Saturday, July 2, 2011
We are sitting in Lauren's backyard about midnight, looking out over about 100 acres, the sky navy blue and studded with stars. And we are talking about life, but it strikes me that we are really talking about whittling. A woodcarver starts with a chunk of wood and a vision. There have been lots of events in her life and in mine that have pared us down, made us sharper and brought focus and uniqueness to bear in making us who we are. A lot of that has involved hard work, and some of it has even been painful. But the journey's in the process, not the finished product. And I think that's where God calls to us, in his age-old whisper...He calls us to recognize the path.
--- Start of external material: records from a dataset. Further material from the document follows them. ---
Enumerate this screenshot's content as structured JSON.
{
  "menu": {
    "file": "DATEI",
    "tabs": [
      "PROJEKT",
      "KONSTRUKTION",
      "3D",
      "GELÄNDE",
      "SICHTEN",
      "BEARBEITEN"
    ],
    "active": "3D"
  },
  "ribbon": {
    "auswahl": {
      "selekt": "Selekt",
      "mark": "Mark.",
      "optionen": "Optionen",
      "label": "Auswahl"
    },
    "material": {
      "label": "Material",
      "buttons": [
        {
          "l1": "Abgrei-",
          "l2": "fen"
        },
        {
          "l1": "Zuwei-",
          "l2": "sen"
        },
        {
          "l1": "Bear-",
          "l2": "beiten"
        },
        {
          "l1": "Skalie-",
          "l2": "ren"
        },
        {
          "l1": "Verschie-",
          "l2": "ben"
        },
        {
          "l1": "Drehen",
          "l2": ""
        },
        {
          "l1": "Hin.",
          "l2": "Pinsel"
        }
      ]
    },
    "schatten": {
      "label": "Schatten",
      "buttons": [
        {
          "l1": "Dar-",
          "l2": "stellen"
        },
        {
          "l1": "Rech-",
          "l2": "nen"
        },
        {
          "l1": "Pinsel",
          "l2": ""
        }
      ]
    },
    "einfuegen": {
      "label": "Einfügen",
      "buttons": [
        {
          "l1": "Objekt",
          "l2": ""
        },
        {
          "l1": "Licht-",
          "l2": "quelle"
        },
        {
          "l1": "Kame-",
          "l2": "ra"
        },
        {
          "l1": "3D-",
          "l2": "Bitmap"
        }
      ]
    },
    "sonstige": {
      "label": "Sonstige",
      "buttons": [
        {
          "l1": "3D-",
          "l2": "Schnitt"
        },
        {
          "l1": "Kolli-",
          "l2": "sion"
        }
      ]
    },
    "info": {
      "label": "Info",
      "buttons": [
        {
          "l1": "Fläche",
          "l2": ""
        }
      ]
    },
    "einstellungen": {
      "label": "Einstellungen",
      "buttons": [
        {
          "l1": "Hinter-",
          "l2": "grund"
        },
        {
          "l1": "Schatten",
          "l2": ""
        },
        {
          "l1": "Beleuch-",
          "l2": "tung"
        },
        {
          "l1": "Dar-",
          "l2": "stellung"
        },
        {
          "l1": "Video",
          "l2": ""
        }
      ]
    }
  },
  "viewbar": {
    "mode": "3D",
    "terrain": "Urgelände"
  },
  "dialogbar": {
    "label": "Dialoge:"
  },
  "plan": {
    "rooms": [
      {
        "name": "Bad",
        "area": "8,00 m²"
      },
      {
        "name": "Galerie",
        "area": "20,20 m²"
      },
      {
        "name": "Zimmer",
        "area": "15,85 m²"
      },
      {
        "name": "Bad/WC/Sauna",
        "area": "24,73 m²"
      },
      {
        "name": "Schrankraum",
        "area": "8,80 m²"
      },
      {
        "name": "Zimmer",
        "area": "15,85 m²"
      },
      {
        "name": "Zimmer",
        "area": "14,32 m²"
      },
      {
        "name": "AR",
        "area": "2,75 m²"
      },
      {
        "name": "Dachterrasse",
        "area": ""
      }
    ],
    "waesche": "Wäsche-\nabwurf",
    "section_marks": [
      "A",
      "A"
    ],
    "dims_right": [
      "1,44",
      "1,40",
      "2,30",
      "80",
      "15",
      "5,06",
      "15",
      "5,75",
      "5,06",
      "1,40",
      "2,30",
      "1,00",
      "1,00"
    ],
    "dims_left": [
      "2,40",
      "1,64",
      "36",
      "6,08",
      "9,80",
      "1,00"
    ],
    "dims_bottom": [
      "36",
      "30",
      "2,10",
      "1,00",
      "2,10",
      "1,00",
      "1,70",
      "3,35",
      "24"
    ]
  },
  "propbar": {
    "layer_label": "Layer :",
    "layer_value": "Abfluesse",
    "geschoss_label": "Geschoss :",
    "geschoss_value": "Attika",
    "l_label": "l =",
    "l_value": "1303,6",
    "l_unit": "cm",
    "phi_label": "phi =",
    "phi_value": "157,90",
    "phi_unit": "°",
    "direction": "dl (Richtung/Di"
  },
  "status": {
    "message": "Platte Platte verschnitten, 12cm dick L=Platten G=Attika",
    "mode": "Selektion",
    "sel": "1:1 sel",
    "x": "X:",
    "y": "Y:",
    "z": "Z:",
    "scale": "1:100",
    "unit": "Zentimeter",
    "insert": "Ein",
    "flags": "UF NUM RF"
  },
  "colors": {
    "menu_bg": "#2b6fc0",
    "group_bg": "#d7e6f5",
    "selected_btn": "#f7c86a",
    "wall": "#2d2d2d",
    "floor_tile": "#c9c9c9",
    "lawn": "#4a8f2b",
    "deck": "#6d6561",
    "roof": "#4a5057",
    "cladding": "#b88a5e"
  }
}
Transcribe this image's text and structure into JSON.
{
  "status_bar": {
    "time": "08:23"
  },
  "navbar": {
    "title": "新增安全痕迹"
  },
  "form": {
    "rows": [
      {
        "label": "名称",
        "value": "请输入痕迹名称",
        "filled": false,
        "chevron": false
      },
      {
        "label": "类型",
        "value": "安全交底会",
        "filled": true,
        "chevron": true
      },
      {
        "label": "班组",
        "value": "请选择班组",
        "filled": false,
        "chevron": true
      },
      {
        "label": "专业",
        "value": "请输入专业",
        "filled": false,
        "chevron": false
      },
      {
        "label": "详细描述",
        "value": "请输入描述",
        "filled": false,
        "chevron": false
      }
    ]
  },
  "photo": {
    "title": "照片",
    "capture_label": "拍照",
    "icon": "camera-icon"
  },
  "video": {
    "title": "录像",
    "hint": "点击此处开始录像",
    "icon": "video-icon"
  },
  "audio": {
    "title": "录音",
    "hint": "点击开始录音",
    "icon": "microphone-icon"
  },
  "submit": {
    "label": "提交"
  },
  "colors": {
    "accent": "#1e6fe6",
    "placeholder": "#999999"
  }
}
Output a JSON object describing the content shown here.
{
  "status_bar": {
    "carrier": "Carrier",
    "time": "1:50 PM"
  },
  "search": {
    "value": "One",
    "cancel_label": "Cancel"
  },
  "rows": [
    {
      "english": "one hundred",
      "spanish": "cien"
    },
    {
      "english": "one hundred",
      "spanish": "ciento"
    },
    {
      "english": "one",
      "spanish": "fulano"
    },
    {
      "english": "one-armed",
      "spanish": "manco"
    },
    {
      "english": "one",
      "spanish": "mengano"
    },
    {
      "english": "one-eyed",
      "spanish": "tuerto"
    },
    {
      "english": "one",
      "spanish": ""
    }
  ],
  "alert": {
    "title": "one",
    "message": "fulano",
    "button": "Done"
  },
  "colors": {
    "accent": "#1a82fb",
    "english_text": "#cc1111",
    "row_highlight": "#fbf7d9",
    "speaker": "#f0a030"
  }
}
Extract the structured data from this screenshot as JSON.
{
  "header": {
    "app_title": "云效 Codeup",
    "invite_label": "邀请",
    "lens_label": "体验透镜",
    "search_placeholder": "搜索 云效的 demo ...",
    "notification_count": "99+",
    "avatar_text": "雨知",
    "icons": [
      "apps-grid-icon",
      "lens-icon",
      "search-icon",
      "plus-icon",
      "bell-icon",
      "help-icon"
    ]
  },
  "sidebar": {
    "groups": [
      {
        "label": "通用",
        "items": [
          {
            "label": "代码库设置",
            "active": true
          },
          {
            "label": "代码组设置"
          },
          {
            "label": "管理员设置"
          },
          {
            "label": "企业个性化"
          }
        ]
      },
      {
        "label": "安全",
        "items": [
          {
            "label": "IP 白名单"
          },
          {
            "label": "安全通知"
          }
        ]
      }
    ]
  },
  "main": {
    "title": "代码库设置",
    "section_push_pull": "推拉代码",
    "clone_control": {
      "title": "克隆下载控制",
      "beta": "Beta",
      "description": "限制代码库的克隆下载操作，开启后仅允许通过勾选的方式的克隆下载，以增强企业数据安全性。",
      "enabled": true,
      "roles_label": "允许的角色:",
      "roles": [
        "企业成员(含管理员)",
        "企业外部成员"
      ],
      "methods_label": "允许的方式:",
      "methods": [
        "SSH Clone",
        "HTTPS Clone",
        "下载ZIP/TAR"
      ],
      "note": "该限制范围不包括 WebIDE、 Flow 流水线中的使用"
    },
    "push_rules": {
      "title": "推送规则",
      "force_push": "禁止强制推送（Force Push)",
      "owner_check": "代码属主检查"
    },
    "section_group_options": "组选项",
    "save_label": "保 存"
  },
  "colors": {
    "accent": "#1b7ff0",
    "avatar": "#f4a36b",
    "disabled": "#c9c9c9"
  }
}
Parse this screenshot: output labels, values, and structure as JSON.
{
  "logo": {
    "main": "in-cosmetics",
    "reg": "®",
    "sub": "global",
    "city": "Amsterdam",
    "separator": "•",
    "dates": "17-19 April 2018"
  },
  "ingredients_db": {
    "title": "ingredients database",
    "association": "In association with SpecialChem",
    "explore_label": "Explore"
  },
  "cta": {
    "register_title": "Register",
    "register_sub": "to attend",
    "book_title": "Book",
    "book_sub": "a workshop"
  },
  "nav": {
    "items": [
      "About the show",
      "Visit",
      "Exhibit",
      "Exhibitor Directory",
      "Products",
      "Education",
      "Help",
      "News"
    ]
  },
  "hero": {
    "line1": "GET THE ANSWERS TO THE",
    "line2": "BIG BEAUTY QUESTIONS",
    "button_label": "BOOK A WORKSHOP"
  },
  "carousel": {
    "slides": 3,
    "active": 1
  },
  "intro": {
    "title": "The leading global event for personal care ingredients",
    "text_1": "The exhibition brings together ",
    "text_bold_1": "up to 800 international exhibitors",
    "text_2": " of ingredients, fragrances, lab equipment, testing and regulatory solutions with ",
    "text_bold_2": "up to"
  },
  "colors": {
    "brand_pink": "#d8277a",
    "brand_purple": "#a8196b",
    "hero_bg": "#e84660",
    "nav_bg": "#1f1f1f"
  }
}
The twists and turns are His way of honing us and creating us in His image. I was wondering if God has anything to say about woodcarving, and He does! In Exodus 35:30, he tells us that His spirit brings us wisdom, understanding, and ability in every kind of craft, to include carving wood. Wisdom has been a study I've worked on for some time, and Lauren shared with me some insights from her childhood that gave her wisdom beyond her years. Perhaps more than any other gift she's shown me since we celebrated her birth 32 years ago has been her uncanny understanding that exceeds her age. At birth, she understood my need for her and her need for me...when she entered school, she understood the need to succeed...when she welcomed each younger sibling into the family, she understood the added responsibility of being the oldest. Today she understands how to let go of the past and live in the present. She's teaching me how to do that as well. She has the woodcarver's vision; she's able to see beneath the rustic exterior of a chunk of wood what it is capable of becoming...she can see the wood's future...and it's something I love about who she is. What a gift it is to give someone understanding, and what a present it is to be understood. We sit in the silence of the time just past midnight, and listen to the far-off cries of coyotes and their pups. In the distance, you can hear the lazy yawns of cattle as they settle into the grass, hay ready to be cut. There is a light breeze, and it scoots a few leaves around our feet. We laugh at her lab, crunching on beetles and pecans he's discovered in the yard. A star shoots across the sky and I whisper my simple wish for my firstborn...happy birthday.